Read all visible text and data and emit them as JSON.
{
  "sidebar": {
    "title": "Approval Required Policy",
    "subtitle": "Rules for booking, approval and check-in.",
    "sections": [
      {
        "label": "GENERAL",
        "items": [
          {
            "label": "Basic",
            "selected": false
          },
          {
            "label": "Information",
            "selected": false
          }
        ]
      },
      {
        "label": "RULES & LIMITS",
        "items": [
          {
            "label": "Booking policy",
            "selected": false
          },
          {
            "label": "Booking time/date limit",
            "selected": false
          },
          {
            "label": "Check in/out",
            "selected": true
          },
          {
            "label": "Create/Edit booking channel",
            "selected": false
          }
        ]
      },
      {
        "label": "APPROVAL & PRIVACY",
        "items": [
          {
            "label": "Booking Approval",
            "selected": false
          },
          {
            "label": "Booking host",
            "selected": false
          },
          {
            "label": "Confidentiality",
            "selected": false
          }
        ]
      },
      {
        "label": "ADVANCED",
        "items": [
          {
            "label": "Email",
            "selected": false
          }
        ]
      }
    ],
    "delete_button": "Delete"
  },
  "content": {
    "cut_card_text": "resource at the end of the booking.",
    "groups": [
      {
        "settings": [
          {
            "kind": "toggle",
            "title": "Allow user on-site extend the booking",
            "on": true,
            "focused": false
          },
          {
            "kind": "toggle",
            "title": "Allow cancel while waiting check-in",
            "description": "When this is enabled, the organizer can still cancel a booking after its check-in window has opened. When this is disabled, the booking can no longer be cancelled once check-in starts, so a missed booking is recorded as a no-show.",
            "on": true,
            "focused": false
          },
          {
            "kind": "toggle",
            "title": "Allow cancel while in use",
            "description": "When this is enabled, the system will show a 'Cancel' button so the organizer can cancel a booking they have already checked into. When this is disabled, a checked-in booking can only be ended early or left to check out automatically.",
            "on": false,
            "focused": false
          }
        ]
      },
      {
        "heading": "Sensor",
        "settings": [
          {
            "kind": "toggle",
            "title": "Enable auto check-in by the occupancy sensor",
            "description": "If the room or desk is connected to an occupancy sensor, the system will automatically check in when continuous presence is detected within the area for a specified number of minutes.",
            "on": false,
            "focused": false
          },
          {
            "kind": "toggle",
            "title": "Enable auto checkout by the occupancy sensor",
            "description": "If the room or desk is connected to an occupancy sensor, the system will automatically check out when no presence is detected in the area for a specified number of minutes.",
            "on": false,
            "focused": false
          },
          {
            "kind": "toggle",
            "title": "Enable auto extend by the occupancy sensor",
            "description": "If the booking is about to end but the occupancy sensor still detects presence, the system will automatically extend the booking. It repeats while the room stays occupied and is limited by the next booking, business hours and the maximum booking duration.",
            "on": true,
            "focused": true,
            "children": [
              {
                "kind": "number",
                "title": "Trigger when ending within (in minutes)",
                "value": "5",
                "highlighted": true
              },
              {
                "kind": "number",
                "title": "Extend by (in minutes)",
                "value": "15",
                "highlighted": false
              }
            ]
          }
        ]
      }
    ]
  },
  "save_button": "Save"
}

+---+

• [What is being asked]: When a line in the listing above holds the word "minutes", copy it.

• [Task result]:
            "description": "If the room or desk is connected to an occupancy sensor, the system will automatically check in when continuous presence is detected within the area for a specified number of minutes.",
            "description": "If the room or desk is connected to an occupancy sensor, the system will automatically check out when no presence is detected in the area for a specified number of minutes.",
                "title": "Trigger when ending within (in minutes)",
                "title": "Extend by (in minutes)",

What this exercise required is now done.